--- Exercise ---
Reading down the listing below, count the lines where the word "kind" shows up, then give only that count.

--- The data ---

<<<<

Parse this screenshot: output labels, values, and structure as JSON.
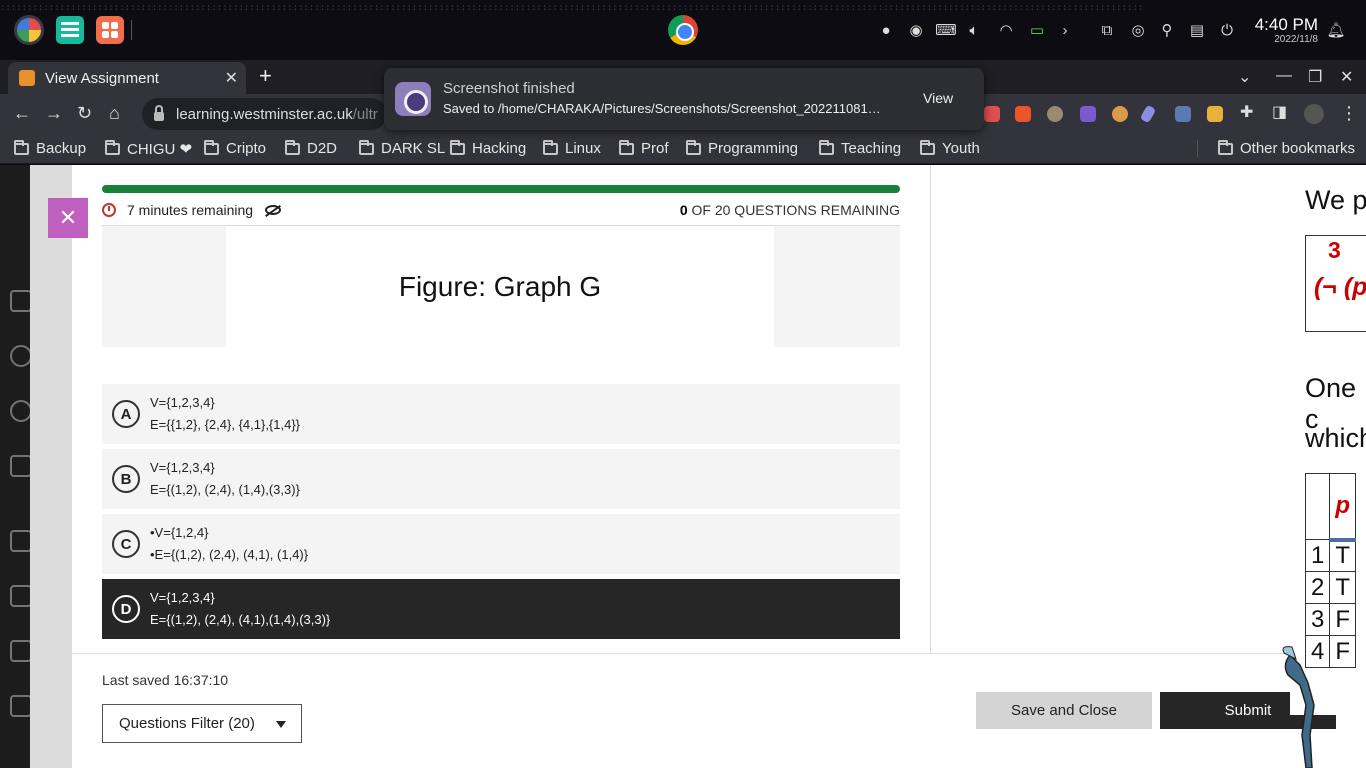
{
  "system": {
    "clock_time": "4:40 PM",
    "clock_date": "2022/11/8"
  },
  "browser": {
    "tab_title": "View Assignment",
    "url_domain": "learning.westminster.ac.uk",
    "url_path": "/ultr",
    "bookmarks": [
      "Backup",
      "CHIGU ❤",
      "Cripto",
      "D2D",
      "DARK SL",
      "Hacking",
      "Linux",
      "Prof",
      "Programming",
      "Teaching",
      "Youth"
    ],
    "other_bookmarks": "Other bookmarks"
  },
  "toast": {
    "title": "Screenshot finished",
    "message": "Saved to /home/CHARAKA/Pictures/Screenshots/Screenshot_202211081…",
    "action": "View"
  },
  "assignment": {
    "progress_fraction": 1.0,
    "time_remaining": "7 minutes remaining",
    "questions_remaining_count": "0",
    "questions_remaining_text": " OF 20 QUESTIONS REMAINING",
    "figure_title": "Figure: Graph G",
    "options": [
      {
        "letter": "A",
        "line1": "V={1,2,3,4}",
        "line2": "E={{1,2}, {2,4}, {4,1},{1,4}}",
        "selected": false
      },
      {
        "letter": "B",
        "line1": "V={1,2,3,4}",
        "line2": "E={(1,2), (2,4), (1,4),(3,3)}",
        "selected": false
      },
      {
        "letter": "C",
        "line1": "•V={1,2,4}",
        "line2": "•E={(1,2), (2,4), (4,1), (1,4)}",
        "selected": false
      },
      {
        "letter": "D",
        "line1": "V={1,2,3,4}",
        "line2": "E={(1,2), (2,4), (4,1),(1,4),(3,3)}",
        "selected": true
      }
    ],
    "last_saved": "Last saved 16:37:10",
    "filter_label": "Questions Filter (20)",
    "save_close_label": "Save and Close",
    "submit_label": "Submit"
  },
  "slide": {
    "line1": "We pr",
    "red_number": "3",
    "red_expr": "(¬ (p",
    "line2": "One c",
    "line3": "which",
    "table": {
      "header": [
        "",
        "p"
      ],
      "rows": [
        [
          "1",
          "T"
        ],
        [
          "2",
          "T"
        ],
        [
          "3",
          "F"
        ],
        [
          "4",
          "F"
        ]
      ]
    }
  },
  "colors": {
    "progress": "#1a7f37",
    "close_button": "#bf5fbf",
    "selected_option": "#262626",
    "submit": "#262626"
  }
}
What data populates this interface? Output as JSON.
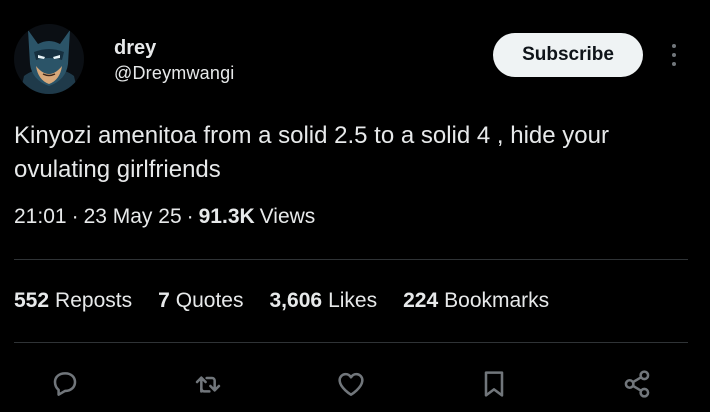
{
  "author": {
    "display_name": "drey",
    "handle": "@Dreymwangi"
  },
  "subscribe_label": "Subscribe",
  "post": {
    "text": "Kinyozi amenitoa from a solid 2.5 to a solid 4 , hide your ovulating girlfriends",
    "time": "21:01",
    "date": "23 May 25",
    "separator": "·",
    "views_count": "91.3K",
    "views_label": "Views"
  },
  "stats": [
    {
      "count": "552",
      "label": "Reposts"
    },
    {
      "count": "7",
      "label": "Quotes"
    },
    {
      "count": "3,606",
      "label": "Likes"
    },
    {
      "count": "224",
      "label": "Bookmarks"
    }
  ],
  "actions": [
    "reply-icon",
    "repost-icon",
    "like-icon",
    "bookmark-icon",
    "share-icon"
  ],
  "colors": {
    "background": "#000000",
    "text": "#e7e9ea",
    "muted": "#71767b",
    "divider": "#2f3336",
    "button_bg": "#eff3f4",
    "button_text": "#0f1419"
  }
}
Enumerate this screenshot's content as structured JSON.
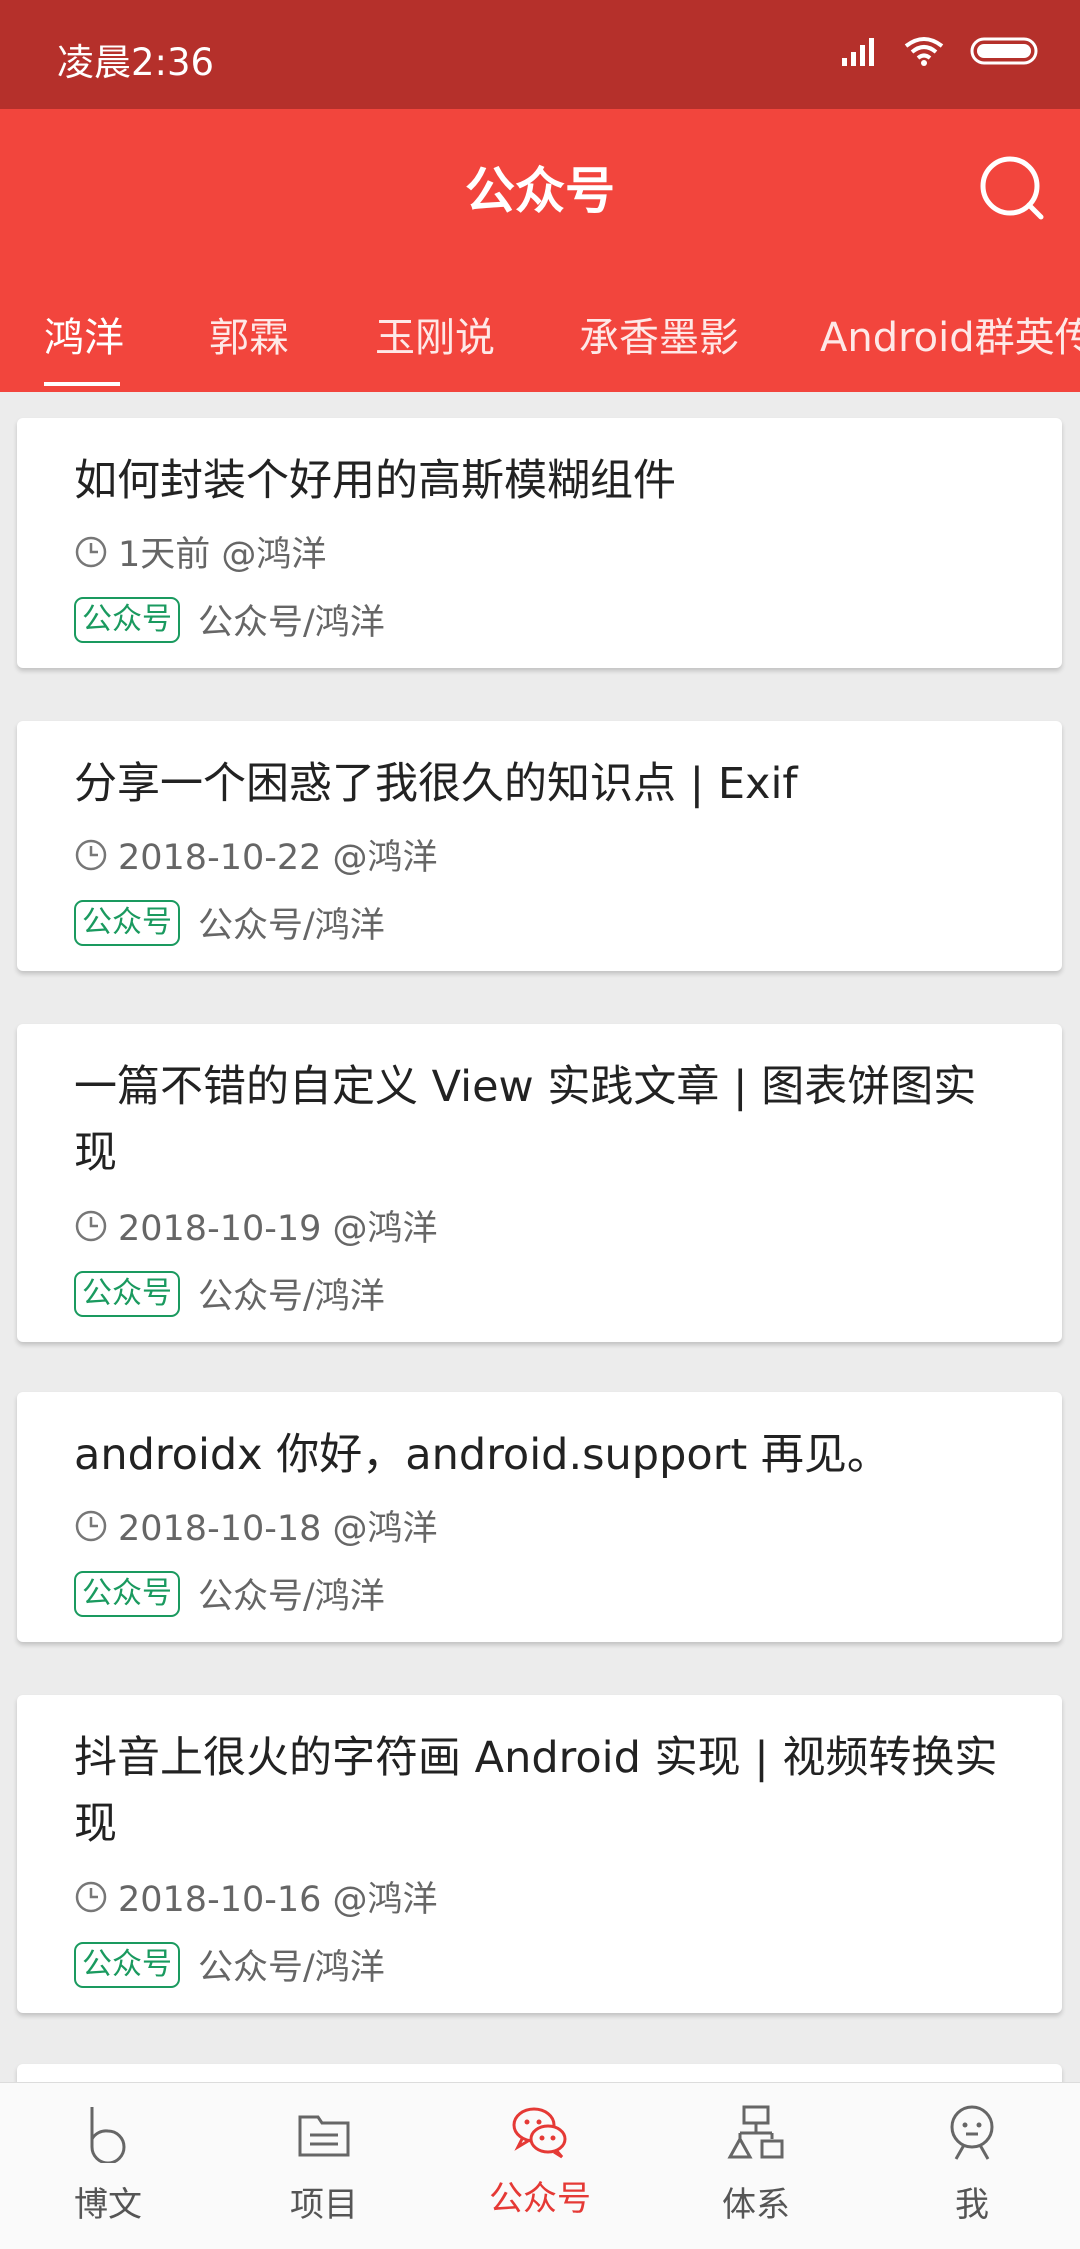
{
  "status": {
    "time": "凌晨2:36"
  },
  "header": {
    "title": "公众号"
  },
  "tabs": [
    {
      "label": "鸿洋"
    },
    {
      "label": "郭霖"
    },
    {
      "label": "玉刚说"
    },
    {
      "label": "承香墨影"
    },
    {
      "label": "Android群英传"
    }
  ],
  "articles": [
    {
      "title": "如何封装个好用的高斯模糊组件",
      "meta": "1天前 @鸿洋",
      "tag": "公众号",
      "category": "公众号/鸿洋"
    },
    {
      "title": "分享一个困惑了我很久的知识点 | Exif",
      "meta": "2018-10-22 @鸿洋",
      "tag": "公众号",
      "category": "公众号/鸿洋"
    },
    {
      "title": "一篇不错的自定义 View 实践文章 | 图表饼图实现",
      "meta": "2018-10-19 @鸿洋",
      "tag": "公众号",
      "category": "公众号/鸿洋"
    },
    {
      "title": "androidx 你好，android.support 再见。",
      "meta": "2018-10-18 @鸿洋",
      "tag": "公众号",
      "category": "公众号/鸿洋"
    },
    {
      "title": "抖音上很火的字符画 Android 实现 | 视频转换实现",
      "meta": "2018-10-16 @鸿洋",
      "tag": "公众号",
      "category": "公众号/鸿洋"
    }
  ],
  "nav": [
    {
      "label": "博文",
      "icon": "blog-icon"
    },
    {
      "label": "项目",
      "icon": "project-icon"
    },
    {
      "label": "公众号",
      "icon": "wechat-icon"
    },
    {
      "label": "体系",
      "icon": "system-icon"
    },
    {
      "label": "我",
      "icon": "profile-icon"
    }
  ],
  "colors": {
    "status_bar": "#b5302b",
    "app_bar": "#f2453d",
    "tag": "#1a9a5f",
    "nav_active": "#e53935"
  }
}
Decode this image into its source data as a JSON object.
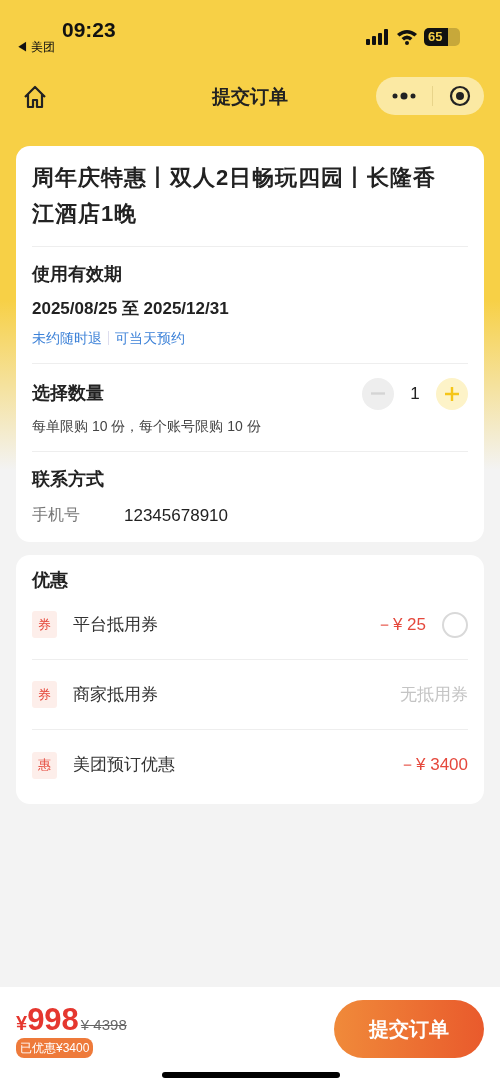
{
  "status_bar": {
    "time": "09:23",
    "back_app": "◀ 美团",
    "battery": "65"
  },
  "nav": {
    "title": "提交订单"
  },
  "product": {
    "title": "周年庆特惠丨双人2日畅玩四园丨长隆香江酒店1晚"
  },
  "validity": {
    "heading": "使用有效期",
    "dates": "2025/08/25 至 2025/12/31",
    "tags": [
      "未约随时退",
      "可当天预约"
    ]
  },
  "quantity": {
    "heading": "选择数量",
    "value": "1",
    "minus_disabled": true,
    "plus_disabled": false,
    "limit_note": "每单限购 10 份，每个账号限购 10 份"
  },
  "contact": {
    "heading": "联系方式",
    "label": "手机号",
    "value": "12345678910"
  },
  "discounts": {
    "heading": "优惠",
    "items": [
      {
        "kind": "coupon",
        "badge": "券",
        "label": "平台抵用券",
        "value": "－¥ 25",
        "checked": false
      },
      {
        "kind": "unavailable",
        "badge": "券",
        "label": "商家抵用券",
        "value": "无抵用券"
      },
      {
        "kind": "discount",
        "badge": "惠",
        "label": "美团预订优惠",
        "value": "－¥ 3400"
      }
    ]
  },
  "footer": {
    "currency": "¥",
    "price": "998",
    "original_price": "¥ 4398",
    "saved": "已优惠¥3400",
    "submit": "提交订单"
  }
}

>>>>

--- Solution to this exercise ---
3